The fossil fuel industry has been putting stress on Aboriginal land, culture and communities for decades. As an Aboriginal woman and self-identified ‘greeny’, I agree with Mundine when he says that our “main assets are rights over land and sea”, but what we do with those rights is where our disagreement stems from.

Using these rights to benefit from mining and fossil fuel developments, which is what Mundine’s comments crudely refer to, means locking our people into further climate chaos. Mundine is one person and his views don’t represent those of Aboriginal and Torres Strait Islander people and communities. All across the country, Indigenous people are resisting the expansion of the mining industry onto their country in their own terms.

Communities like the Goolarabooloo fighting against gas in Broome; aunties and uncles at Muckaty uniting against nuclear waste dumps; the Gomeroi people standing strong against the Maules Creek coal mine, and young people standing up against proposals for the world’s largest coal port on the Great Barrier Reef.

Enough is enough. Like our Prime Minister, Mundine has failed to connect the dots between Indigenous affairs, climate change and the growing role that Indigenous people are playing in these “Green groups”.

Every day I work with young people who are holding on to what’s left of the oldest continuing culture in the world through their connection to country. Mundine talks about the greatest threat to culture being “the inability to build a real economy”.

However, if “building a real economy” means welcoming extractive industries to dig up our country, then I question how this helps us maintain our culture when it’s inextricably linked to the land?

The Seed Indigenous Youth Climate Network is a shining example of a grassroots movement of people willing to do what it takes and show our government what true leadership on climate change looks like. Seed is a youth-led movement of Aboriginal and Torres Strait Islander young people who have a vision for a just and sustainable future with strong cultures and communities, powered by clean energy.

Our vision and the fossil fuel industry cannot co-exist. Just two months ago, Indigenous young people from across the country came together for Australia’s first Indigenous youth climate summit.

We made our Declaration For Climate Justice and have already had thousands of Australians commit to stand with us.

Our young people are hitting the streets, mobilising the school yard and knocking on the doors of the Big Four Australian banks calling on them to not fund new coal ports on the Great Barrier Reef – or anywhere else on our country. But this is just the beginning – we’re just getting started. Even with the most at stake, there’s a huge opportunity for Indigenous people to lead the way in efforts to solve climate change.

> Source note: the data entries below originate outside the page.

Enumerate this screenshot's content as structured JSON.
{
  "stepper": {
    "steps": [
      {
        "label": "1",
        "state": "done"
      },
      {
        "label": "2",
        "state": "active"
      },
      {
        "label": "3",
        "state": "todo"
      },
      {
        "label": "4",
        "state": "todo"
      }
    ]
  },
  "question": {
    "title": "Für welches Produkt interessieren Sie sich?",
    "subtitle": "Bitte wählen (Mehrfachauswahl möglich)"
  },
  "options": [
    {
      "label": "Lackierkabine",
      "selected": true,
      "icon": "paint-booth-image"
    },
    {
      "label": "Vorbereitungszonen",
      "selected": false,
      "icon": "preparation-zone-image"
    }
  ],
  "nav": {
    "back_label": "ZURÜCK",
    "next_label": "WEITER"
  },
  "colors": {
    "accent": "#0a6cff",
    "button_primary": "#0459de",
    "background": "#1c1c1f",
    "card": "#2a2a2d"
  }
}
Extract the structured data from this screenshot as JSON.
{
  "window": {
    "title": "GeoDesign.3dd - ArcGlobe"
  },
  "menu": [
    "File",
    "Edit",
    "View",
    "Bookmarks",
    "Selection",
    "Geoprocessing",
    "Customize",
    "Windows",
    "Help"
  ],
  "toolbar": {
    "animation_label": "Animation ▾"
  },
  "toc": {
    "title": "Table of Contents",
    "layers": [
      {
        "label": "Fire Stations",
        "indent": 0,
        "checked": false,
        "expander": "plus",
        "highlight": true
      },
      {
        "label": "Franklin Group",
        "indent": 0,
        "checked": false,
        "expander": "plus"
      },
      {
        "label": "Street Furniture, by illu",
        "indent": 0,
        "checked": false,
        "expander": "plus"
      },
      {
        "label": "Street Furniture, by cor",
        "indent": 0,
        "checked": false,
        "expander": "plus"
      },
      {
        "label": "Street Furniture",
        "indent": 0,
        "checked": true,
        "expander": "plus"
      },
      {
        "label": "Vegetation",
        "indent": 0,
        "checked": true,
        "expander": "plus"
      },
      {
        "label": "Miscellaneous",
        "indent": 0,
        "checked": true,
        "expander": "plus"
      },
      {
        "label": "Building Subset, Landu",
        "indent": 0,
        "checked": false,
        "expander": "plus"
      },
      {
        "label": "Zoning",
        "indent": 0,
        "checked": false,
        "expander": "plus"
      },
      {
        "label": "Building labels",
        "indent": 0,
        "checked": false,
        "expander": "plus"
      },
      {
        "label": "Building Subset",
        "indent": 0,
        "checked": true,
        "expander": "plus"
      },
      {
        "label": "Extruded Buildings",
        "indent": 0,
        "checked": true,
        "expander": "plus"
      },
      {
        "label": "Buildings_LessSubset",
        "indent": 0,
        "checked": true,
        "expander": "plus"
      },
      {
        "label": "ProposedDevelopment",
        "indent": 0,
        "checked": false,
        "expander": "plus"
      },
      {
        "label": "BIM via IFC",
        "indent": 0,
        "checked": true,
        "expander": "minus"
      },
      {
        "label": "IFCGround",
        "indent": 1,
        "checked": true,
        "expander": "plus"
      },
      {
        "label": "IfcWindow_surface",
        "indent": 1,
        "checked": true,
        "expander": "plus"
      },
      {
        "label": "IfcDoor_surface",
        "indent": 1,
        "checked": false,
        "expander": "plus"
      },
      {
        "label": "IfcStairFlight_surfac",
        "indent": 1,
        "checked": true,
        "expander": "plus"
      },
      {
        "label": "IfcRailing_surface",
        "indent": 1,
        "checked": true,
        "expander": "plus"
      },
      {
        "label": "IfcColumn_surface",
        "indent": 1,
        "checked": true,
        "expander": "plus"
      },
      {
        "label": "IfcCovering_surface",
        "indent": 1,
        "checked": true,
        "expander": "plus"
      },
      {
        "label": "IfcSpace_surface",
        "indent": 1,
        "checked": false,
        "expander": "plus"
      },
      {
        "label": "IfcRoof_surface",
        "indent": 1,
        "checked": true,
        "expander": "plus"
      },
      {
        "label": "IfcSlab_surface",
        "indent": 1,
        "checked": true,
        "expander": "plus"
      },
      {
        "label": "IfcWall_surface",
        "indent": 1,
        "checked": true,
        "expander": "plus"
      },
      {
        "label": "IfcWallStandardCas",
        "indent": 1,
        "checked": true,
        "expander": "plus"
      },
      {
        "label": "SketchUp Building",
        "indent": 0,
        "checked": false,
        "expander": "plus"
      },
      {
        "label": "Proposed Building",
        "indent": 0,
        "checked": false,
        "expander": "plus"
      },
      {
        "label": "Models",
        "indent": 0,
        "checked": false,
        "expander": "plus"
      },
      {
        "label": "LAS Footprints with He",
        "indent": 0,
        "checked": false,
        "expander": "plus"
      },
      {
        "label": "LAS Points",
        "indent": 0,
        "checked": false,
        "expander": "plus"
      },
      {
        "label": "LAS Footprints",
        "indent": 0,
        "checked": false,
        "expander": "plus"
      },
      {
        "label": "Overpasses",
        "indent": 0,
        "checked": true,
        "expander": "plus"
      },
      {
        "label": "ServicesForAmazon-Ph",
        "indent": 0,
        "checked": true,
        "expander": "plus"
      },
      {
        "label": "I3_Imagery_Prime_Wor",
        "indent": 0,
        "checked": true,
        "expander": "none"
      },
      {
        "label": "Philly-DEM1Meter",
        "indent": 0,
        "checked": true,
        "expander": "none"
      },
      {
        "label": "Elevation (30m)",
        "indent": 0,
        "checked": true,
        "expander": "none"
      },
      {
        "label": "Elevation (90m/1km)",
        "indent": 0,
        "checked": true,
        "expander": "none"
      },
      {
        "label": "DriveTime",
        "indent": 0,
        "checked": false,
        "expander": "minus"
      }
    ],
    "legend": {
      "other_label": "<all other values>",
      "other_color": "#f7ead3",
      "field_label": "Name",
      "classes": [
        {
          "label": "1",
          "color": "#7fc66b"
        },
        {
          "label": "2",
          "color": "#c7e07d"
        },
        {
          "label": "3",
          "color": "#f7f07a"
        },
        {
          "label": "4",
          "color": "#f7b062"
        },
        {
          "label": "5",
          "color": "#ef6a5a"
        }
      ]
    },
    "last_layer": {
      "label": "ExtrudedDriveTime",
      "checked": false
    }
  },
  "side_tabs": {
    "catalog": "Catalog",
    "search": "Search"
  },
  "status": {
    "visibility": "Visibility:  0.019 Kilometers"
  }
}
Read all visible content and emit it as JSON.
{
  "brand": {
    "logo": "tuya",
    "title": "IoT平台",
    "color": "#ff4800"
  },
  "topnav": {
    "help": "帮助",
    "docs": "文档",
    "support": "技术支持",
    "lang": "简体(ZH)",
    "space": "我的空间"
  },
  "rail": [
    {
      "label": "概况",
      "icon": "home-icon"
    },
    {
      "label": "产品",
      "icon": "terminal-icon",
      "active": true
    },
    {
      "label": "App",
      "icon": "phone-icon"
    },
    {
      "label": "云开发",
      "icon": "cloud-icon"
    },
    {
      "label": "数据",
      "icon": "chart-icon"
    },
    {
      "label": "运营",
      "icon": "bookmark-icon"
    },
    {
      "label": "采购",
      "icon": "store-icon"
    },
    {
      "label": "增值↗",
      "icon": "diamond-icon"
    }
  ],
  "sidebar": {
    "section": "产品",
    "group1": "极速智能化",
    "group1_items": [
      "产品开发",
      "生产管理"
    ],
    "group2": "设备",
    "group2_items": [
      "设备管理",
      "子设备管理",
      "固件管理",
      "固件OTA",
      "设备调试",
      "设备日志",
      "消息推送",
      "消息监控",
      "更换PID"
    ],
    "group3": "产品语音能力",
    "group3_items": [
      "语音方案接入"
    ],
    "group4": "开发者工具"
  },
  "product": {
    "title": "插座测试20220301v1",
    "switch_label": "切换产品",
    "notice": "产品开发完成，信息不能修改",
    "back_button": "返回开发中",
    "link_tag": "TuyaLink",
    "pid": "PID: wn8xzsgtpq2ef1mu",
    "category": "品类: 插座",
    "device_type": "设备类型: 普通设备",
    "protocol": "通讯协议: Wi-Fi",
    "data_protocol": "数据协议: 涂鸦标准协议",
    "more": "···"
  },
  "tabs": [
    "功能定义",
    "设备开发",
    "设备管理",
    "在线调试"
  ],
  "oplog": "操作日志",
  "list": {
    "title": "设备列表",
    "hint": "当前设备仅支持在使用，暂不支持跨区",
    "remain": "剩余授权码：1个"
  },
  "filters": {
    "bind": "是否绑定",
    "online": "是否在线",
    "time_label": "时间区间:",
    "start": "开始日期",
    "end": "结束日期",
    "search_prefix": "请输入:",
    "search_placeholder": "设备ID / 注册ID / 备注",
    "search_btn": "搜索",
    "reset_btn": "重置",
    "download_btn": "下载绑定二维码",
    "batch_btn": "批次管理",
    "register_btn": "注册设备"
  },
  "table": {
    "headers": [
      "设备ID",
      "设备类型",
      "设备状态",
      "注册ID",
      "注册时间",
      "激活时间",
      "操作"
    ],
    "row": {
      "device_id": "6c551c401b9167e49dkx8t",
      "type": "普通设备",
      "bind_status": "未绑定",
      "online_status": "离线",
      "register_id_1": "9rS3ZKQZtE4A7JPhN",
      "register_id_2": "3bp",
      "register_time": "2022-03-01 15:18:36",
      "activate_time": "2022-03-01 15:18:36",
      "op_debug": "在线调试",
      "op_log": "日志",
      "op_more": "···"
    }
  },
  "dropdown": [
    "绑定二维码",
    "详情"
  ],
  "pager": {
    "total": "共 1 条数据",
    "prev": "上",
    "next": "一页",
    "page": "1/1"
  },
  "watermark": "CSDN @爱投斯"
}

We often look to our brothers and sisters in the US and Canada where First Nations and Native people are leading the transition from dirty coal and gas to clean, safe and renewable energy. Renewable energy is already powering millions of homes across the world, it delivers economic development, healthier communities, and addresses climate change.

Unless we take swift, ambitious steps to reduce our emissions, keep new coal in the ground and transition to renewable energy, Australia’s first people and our generation as young people will be condemned to catastrophic consequences from climate change. It’s time for Australia to listen to the voice of Aboriginal people standing up for justice, not to those of vested interests.

Launched in 2004, New Matilda is one of Australia's oldest online independent publications. It's focus is on investigative journalism and analysis, with occasional smart arsery thrown in for reasons of sanity. New Matilda is owned and edited by Walkley Award and Human Rights Award winning journalist Chris Graham.